[Records from a data collection]
[Start of Attachment]

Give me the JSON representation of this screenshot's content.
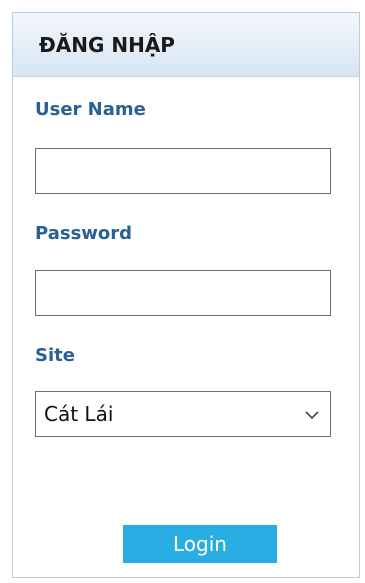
{
  "panel": {
    "title": "ĐĂNG NHẬP"
  },
  "form": {
    "username": {
      "label": "User Name",
      "value": "",
      "placeholder": ""
    },
    "password": {
      "label": "Password",
      "value": "",
      "placeholder": ""
    },
    "site": {
      "label": "Site",
      "selected": "Cát Lái"
    },
    "login_label": "Login"
  },
  "colors": {
    "label": "#2a6093",
    "button": "#29aee3",
    "header_bg": "#e3edf6"
  },
  "icons": {
    "site_dropdown": "chevron-down-icon"
  }
}
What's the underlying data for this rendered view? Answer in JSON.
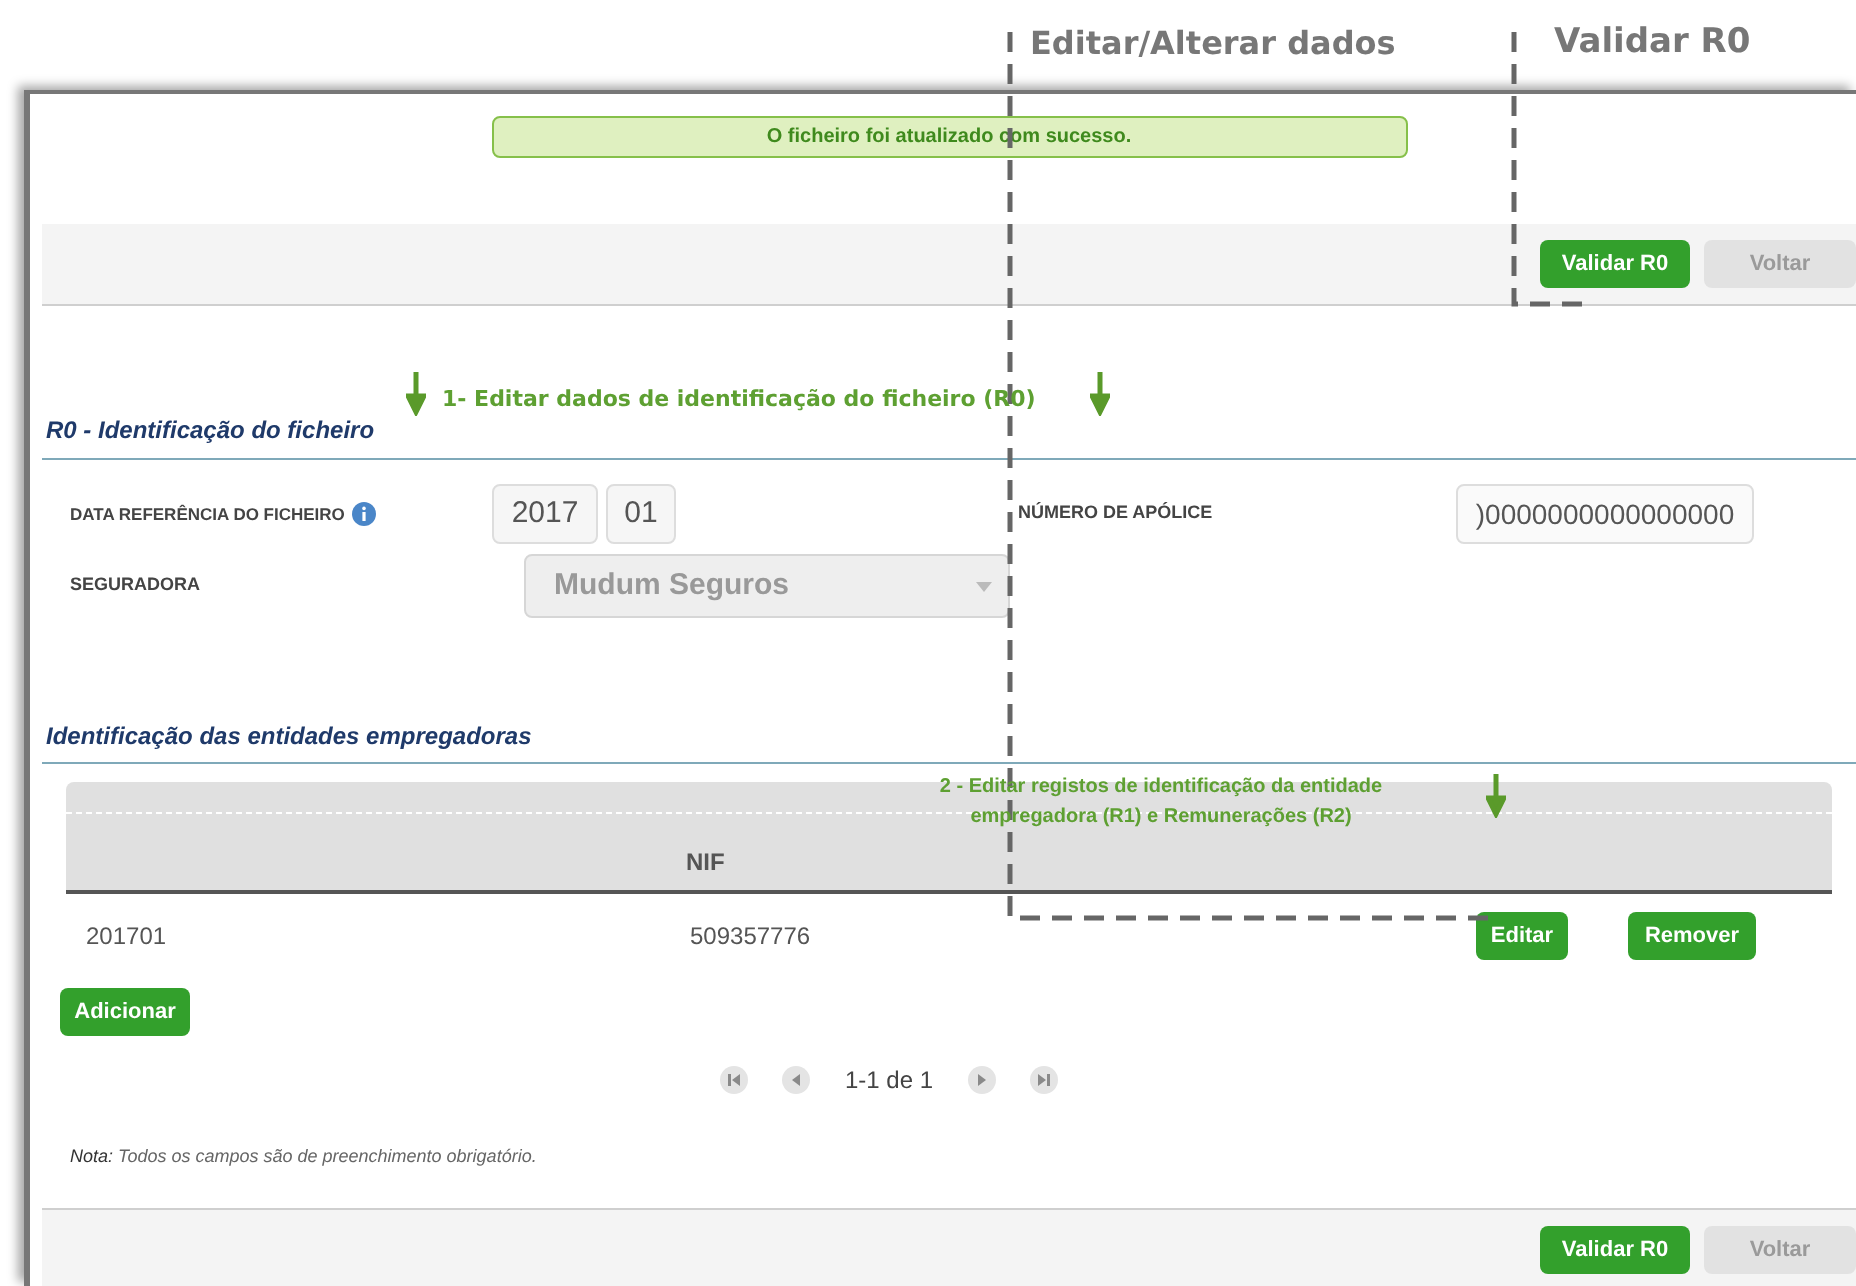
{
  "callouts": [
    {
      "text": "Editar/Alterar dados"
    },
    {
      "text": "Validar R0"
    }
  ],
  "message": "O ficheiro foi atualizado com sucesso.",
  "toolbar_top": {
    "buttons": [
      {
        "label": "Validar R0",
        "disabled": false
      },
      {
        "label": "Voltar",
        "disabled": true
      }
    ]
  },
  "section_r0": {
    "title": "R0 - Identificação do ficheiro",
    "hint": "1- Editar dados de identificação do ficheiro (R0)",
    "fields": {
      "date_label": "DATA REFERÊNCIA DO FICHEIRO",
      "year": "2017",
      "month": "01",
      "policy_label": "NÚMERO DE APÓLICE",
      "policy": ")0000000000000000",
      "insurer_label": "SEGURADORA",
      "insurer": "Mudum Seguros"
    }
  },
  "section_employers": {
    "title": "Identificação das entidades empregadoras",
    "hint": "2 - Editar registos de identificação da entidade empregadora (R1) e Remunerações (R2)",
    "table": {
      "columns": [
        "",
        "NIF"
      ],
      "rows": [
        {
          "cells": [
            "201701",
            "509357776"
          ],
          "actions": [
            "Editar",
            "Remover"
          ]
        }
      ]
    },
    "add_button": "Adicionar",
    "pagination": "1-1 de 1"
  },
  "note": {
    "label": "Nota:",
    "text": "Todos os campos são de preenchimento obrigatório."
  },
  "toolbar_bottom": {
    "buttons": [
      {
        "label": "Validar R0",
        "disabled": false
      },
      {
        "label": "Voltar",
        "disabled": true
      }
    ]
  }
}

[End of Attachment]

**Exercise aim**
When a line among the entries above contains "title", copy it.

**Exercise output**
    "title": "ĐĂNG NHẬP"
    "title": "R0 - Identificação do ficheiro",
    "title": "Identificação das entidades empregadoras",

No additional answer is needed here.